**Task input**.

*-*-*

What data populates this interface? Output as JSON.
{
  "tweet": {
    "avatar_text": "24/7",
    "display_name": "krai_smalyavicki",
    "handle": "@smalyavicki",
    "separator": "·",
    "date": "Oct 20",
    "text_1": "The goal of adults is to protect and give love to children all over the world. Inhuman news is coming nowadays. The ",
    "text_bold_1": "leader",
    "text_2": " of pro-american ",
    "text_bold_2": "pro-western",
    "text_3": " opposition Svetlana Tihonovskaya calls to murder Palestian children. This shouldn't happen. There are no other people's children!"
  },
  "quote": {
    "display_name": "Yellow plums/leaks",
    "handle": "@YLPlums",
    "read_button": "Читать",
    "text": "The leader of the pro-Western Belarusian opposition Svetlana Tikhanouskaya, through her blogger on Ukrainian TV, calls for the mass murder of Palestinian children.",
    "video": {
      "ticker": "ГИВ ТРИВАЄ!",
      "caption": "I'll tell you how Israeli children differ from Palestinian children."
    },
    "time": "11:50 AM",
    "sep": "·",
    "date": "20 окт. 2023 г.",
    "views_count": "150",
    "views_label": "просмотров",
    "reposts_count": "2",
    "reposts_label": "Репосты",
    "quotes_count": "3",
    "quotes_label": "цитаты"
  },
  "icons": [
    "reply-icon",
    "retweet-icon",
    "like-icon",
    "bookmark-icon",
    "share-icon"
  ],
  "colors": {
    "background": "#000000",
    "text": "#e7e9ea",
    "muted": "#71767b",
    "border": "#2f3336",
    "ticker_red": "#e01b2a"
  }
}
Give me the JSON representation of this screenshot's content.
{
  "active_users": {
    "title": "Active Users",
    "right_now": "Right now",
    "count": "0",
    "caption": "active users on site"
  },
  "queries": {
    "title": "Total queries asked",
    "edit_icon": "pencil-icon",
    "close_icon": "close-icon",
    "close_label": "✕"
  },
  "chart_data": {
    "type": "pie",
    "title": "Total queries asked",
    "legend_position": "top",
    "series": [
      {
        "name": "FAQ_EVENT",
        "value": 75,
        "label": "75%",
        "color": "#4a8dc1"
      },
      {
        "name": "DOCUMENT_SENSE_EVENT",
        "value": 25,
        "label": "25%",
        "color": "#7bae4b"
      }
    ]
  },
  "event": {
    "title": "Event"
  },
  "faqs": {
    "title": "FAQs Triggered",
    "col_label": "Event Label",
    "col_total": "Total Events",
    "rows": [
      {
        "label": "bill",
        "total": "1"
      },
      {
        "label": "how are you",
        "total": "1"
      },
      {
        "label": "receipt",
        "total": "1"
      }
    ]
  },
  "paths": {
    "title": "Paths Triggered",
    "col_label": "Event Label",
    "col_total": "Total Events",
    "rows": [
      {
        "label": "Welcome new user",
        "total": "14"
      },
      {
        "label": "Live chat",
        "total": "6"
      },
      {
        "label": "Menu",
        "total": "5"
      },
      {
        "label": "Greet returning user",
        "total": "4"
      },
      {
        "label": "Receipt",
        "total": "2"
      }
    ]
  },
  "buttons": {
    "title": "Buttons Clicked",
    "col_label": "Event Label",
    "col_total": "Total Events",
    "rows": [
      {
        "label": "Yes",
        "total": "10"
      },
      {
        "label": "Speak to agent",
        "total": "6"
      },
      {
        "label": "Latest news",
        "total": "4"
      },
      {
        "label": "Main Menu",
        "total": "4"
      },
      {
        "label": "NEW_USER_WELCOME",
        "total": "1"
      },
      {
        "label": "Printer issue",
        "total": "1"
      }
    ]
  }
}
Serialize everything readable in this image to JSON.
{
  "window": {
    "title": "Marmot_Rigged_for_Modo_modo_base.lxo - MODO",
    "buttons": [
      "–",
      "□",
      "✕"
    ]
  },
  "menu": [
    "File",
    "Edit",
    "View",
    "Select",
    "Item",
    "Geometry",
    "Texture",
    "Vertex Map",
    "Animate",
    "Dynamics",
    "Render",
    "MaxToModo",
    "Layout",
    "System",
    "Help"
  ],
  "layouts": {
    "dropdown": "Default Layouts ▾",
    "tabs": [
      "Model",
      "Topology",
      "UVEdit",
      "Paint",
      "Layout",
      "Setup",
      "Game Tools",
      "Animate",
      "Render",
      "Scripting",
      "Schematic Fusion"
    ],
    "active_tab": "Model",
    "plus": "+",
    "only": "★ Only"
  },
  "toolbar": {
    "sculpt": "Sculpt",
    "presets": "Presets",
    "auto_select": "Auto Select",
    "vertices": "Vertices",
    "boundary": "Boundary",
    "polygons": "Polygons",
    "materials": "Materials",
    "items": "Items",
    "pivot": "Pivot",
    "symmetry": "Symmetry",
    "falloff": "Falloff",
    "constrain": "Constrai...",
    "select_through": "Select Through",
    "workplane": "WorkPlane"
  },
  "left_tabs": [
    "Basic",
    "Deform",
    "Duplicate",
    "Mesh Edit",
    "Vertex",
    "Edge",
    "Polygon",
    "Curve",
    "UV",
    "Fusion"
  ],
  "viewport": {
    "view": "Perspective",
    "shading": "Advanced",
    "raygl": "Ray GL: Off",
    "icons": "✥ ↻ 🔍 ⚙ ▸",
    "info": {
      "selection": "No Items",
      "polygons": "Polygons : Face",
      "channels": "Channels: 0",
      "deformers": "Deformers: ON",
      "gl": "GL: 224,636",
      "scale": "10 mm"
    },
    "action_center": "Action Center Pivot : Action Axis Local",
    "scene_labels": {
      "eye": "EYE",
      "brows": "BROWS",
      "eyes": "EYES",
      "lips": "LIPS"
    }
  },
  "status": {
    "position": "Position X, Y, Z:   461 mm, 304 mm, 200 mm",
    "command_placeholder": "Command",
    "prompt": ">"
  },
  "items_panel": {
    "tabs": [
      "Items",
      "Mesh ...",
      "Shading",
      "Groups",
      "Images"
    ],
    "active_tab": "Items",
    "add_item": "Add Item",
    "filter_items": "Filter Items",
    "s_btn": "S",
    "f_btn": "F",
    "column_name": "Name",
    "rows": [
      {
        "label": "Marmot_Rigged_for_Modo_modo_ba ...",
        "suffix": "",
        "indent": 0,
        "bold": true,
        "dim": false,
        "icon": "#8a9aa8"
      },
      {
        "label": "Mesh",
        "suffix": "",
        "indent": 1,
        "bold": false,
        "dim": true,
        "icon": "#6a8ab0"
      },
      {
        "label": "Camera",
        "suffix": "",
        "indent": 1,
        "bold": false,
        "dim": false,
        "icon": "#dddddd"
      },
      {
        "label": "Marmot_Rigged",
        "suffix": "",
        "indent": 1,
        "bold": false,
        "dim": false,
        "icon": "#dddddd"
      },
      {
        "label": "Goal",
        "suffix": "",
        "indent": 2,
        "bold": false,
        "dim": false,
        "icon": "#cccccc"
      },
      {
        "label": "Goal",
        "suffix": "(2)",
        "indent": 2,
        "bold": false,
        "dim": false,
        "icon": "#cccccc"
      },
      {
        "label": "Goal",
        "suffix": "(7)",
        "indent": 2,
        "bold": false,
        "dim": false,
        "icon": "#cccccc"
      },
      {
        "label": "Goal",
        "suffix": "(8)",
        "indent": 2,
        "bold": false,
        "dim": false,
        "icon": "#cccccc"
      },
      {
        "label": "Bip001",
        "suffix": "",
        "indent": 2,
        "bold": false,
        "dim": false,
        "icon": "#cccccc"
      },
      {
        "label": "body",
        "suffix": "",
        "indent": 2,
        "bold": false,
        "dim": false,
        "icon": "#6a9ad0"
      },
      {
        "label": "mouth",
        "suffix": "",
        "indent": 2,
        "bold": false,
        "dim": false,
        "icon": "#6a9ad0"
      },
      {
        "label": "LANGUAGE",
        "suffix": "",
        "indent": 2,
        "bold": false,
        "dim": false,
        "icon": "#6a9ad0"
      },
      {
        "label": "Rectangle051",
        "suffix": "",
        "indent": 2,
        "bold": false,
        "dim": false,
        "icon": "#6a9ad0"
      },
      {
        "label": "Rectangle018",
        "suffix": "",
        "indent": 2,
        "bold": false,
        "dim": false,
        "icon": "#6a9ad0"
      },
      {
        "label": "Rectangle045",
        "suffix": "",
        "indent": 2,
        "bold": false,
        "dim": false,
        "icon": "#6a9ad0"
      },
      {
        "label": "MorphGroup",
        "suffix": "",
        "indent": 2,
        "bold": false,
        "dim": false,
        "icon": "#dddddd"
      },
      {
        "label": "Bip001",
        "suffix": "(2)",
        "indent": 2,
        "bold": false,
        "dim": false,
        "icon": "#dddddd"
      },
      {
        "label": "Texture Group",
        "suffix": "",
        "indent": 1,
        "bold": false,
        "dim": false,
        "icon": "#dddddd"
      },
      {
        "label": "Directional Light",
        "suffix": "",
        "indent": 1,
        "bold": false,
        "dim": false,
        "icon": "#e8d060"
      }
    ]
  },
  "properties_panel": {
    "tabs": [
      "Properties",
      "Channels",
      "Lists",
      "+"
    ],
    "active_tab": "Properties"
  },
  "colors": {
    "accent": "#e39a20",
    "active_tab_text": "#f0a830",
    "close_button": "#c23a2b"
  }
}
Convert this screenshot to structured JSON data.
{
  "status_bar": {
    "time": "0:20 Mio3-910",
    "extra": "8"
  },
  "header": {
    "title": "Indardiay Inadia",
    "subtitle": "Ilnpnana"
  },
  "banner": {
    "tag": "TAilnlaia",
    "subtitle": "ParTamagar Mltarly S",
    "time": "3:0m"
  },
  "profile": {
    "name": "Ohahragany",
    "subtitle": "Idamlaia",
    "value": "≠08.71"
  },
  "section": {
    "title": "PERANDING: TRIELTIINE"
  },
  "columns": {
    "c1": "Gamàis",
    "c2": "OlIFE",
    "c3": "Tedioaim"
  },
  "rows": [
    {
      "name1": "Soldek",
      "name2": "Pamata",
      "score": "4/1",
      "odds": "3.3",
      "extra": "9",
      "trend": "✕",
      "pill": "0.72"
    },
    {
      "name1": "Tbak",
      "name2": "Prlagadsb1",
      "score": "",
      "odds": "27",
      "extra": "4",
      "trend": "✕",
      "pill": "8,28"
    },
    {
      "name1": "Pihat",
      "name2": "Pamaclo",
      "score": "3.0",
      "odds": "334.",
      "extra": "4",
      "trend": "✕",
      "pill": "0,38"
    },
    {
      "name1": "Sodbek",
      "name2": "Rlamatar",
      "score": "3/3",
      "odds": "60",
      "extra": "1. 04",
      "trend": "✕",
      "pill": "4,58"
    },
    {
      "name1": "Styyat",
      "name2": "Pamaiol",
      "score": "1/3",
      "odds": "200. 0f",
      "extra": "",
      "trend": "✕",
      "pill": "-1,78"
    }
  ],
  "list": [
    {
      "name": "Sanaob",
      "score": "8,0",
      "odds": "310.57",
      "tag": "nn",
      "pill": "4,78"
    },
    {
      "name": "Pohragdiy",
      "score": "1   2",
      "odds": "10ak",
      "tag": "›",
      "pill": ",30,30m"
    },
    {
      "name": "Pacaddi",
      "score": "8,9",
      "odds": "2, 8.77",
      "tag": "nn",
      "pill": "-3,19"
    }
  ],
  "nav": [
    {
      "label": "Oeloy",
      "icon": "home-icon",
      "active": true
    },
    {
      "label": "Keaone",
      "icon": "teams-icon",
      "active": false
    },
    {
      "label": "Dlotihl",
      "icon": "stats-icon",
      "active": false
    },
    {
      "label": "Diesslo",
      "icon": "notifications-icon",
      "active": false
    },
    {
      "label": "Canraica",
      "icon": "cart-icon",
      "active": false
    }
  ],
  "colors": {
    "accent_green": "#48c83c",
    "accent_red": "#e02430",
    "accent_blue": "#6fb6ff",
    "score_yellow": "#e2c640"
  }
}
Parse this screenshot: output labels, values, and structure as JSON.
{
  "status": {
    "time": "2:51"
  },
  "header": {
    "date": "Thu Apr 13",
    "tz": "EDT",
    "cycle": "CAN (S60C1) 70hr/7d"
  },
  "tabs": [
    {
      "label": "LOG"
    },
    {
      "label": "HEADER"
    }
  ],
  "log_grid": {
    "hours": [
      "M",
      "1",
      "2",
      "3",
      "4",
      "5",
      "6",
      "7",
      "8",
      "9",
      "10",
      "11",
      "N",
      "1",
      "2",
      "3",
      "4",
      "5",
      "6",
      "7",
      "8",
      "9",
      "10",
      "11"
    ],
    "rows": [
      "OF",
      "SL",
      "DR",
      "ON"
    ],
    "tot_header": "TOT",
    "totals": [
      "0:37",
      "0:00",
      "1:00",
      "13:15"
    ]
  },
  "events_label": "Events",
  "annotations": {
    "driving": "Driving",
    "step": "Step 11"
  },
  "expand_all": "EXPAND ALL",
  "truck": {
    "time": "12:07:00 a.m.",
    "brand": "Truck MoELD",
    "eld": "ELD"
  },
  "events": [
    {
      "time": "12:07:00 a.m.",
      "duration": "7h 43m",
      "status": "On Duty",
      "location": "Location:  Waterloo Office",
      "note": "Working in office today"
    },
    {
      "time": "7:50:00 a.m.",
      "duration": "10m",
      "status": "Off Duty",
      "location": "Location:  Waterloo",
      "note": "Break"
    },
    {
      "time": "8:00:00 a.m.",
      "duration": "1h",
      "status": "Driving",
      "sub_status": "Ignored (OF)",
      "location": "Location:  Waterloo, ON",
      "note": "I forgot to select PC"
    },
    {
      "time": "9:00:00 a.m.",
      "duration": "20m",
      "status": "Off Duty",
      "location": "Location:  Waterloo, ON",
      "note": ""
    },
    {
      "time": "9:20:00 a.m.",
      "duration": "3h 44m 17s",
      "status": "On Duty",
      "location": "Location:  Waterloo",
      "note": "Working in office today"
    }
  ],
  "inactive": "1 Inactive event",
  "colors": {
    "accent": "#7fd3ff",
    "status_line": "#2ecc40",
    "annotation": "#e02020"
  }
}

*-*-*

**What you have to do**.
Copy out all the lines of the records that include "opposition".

**Result of the exercise**.
    "text_3": " opposition Svetlana Tihonovskaya calls to murder Palestian children. This shouldn't happen. There are no other people's children!"
    "text": "The leader of the pro-Western Belarusian opposition Svetlana Tikhanouskaya, through her blogger on Ukrainian TV, calls for the mass murder of Palestinian children.",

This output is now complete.